You see them this month in Bon Appetit magazine, and in food blogs but what the heck are Meyer lemons? Available between November and March, this favorite of chefs is a cross between a lemon and possibly a mandarin orange or tangerine. The tasty citrus fruit came to North America from agriculturer explorer and traveler Frank Nicholas Meyer, who brought a sample home from a trip to China.
Serious Eats describes the fruit as having the “best attributes of lemons and oranges in a tart citrus fruit that doesn't make your face pucker.” With its sweeter flesh and absence of the acidic bite of regular lemons along with thin, edible skin, these fruit are sought after for chefs to include in their kitchens. Many lucky Californians just grow them in their backyard since they are difficult to transport, but demand is making them increasingly available. I found some a few weeks ago at my local grocery store away from a major urban center.

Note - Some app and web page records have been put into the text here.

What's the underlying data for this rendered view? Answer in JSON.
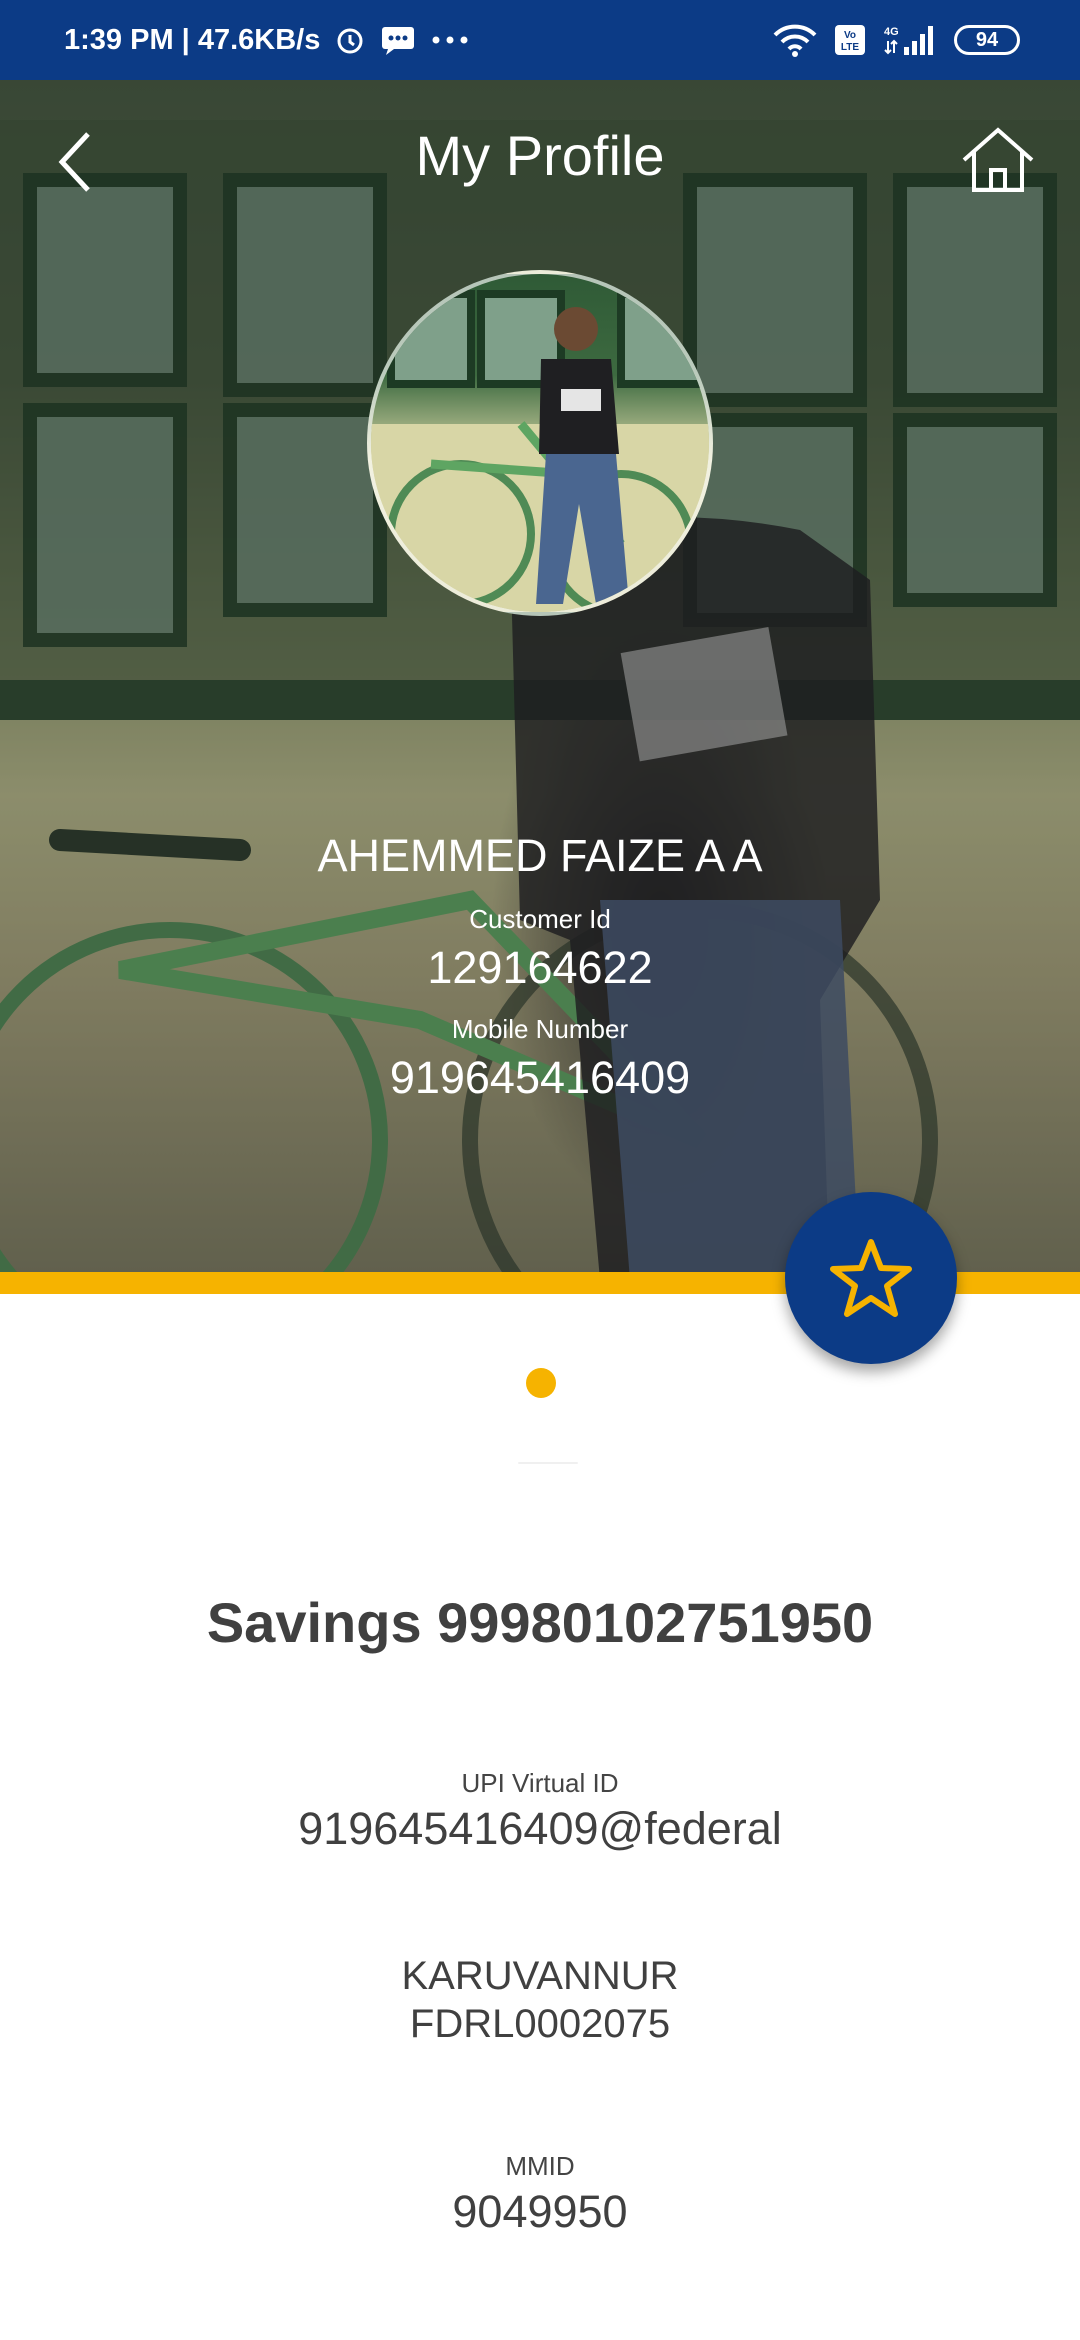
{
  "status_bar": {
    "time_speed": "1:39 PM | 47.6KB/s",
    "battery": "94",
    "network": "4G"
  },
  "header": {
    "title": "My Profile"
  },
  "profile": {
    "name": "AHEMMED FAIZE A A",
    "customer_id_label": "Customer Id",
    "customer_id": "129164622",
    "mobile_label": "Mobile Number",
    "mobile": "919645416409"
  },
  "account": {
    "title": "Savings 99980102751950",
    "upi_label": "UPI Virtual ID",
    "upi_id": "919645416409@federal",
    "branch_name": "KARUVANNUR",
    "ifsc": "FDRL0002075",
    "mmid_label": "MMID",
    "mmid": "9049950"
  },
  "carousel": {
    "current_page": 1,
    "total_pages": 1
  },
  "colors": {
    "brand_blue": "#0c3b86",
    "accent_gold": "#f6b300",
    "text_dark": "#404040"
  },
  "icons": {
    "back": "back-chevron-icon",
    "home": "home-icon",
    "favorite": "star-icon",
    "alarm": "alarm-icon",
    "message": "message-icon",
    "more": "more-dots-icon",
    "wifi": "wifi-icon",
    "volte": "volte-icon",
    "signal": "signal-icon",
    "battery": "battery-icon"
  }
}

What can you make with Meyer lemons? So far, my favorite thing has been to create lemon curd with them. Don't be scared off if you aren't a chef—all you need to do to create wonderful lemon curd is use good ingredients and know how to use a whisk! Then package up the mixture to fill tart shells, spoon on scones, or as a filling for cake.

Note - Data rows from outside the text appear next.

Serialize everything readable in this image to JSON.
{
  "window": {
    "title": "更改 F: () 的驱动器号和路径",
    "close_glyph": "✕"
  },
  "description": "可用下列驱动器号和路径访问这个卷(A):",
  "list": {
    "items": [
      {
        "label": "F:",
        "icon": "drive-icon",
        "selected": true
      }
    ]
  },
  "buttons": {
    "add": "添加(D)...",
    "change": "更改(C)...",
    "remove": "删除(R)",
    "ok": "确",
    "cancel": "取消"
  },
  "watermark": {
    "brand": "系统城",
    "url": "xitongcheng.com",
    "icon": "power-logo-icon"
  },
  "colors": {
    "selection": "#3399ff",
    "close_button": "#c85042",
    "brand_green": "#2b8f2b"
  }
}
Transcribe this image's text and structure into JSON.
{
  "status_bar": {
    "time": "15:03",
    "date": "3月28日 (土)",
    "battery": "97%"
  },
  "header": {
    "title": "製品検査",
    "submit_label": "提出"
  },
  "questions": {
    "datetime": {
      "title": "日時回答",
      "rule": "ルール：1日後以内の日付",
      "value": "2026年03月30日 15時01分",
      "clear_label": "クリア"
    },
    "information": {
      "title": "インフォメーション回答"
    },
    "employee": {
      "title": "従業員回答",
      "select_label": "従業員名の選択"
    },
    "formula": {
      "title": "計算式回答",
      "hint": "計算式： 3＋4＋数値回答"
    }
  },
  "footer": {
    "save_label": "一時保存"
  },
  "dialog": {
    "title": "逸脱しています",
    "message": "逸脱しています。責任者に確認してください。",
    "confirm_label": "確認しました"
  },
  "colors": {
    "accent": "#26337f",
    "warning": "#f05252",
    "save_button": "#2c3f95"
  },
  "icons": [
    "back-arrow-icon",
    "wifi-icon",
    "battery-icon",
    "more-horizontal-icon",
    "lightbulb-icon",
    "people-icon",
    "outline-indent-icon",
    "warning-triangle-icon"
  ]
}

Another wonderful thing about Meyer lemons is that you don't have to waste a thing. While making curd, I also peeled off the skin, sliced it thin, and then candied them. If you store them in a jar they will last for months, ready to be diced up into treats or just eaten as is. We had a hard time not picking a few off the tray every time we walked by!

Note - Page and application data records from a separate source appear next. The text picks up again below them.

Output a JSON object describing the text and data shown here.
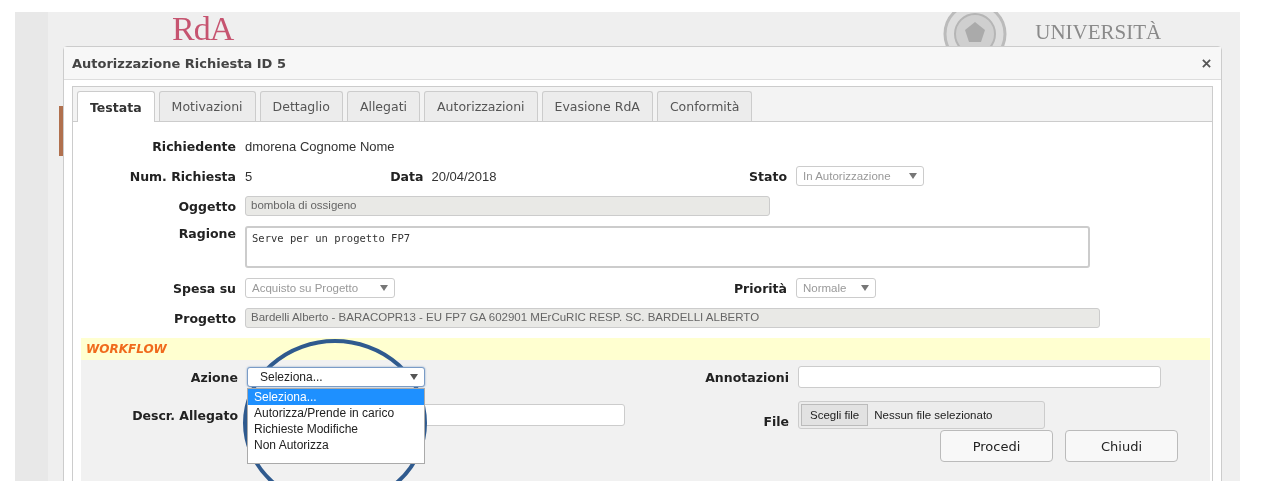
{
  "page": {
    "logo": "RdA",
    "university": "UNIVERSITÀ"
  },
  "dialog": {
    "title": "Autorizzazione Richiesta ID 5"
  },
  "tabs": [
    {
      "label": "Testata",
      "selected": true
    },
    {
      "label": "Motivazioni",
      "selected": false
    },
    {
      "label": "Dettaglio",
      "selected": false
    },
    {
      "label": "Allegati",
      "selected": false
    },
    {
      "label": "Autorizzazioni",
      "selected": false
    },
    {
      "label": "Evasione RdA",
      "selected": false
    },
    {
      "label": "Conformità",
      "selected": false
    }
  ],
  "testata": {
    "richiedente": {
      "label": "Richiedente",
      "value": "dmorena Cognome Nome"
    },
    "num_richiesta": {
      "label": "Num. Richiesta",
      "value": "5"
    },
    "data": {
      "label": "Data",
      "value": "20/04/2018"
    },
    "stato": {
      "label": "Stato",
      "value": "In Autorizzazione",
      "disabled": true
    },
    "oggetto": {
      "label": "Oggetto",
      "value": "bombola di ossigeno",
      "disabled": true
    },
    "ragione": {
      "label": "Ragione",
      "value": "Serve per un progetto FP7"
    },
    "spesa_su": {
      "label": "Spesa su",
      "value": "Acquisto su Progetto",
      "disabled": true
    },
    "priorita": {
      "label": "Priorità",
      "value": "Normale",
      "disabled": true
    },
    "progetto": {
      "label": "Progetto",
      "value": "Bardelli Alberto - BARACOPR13 - EU FP7 GA 602901 MErCuRIC RESP. SC. BARDELLI ALBERTO",
      "disabled": true
    }
  },
  "workflow": {
    "title": "WORKFLOW",
    "azione": {
      "label": "Azione",
      "value": "Seleziona...",
      "expanded": true,
      "options": [
        {
          "label": "Seleziona...",
          "selected": true
        },
        {
          "label": "Autorizza/Prende in carico",
          "selected": false
        },
        {
          "label": "Richieste Modifiche",
          "selected": false
        },
        {
          "label": "Non Autorizza",
          "selected": false
        }
      ]
    },
    "annotazioni": {
      "label": "Annotazioni"
    },
    "descr_allegato": {
      "label": "Descr. Allegato"
    },
    "file": {
      "label": "File",
      "button": "Scegli file",
      "status": "Nessun file selezionato"
    },
    "buttons": [
      "Procedi",
      "Chiudi"
    ]
  },
  "annotation_circle": true
}
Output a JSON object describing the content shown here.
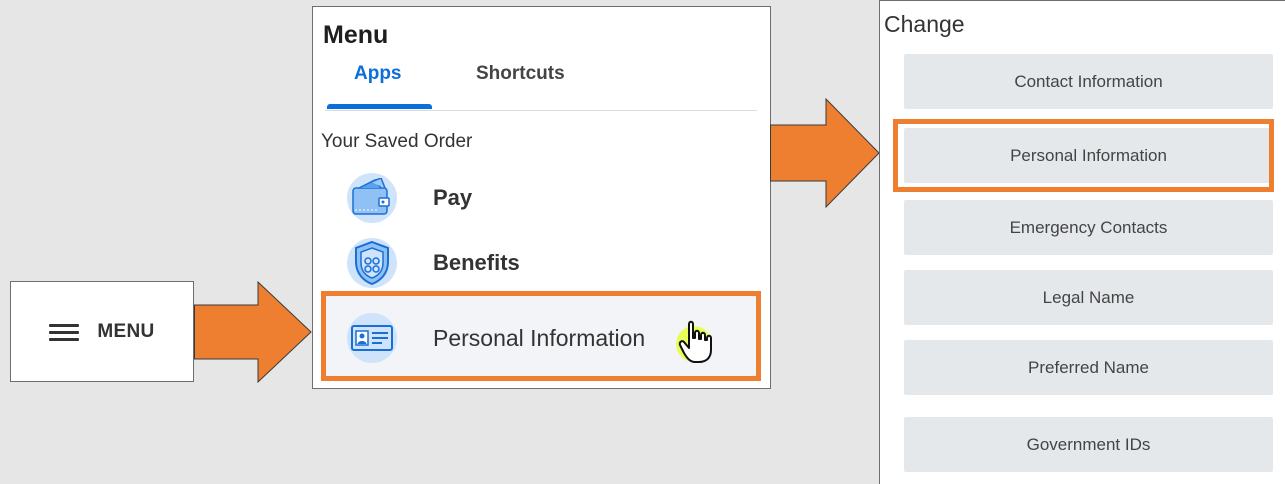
{
  "menu_button": {
    "label": "MENU"
  },
  "menu_panel": {
    "title": "Menu",
    "tabs": [
      {
        "label": "Apps",
        "active": true
      },
      {
        "label": "Shortcuts",
        "active": false
      }
    ],
    "section_label": "Your Saved Order",
    "apps": [
      {
        "label": "Pay",
        "icon": "wallet-icon"
      },
      {
        "label": "Benefits",
        "icon": "shield-icon"
      },
      {
        "label": "Personal Information",
        "icon": "id-card-icon",
        "highlighted": true
      }
    ]
  },
  "change_panel": {
    "title": "Change",
    "buttons": [
      "Contact Information",
      "Personal Information",
      "Emergency Contacts",
      "Legal Name",
      "Preferred Name",
      "Government IDs"
    ]
  },
  "colors": {
    "highlight": "#ee7f31",
    "accent": "#0c6ed8",
    "icon_bg": "#cfe3fb",
    "button_bg": "#e5e8eb"
  }
}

Since Meyer lemons are less acidic, you can’t just go ahead and substitute them in recipes for standard lemons. Whether you choose to zest them into marinades or salad dressings, use in marinades, preserve them for later use in Middle Eastern dishes, candy the peels, you’ll have no trouble finding a way to taste that little bit of sunshine. I found a recipe this month in Bon Appetit that uses them in a salsa to top chicken skewers.
Looking for more ideas? Check out Bon Appetit’s 10 Ways to Cook with Meyer Lemons.
Whether you zest it, squeeze it or slice it, grab a Meyer lemon to try. Once you do, it will be hard to go back to regular supermarket lemons again.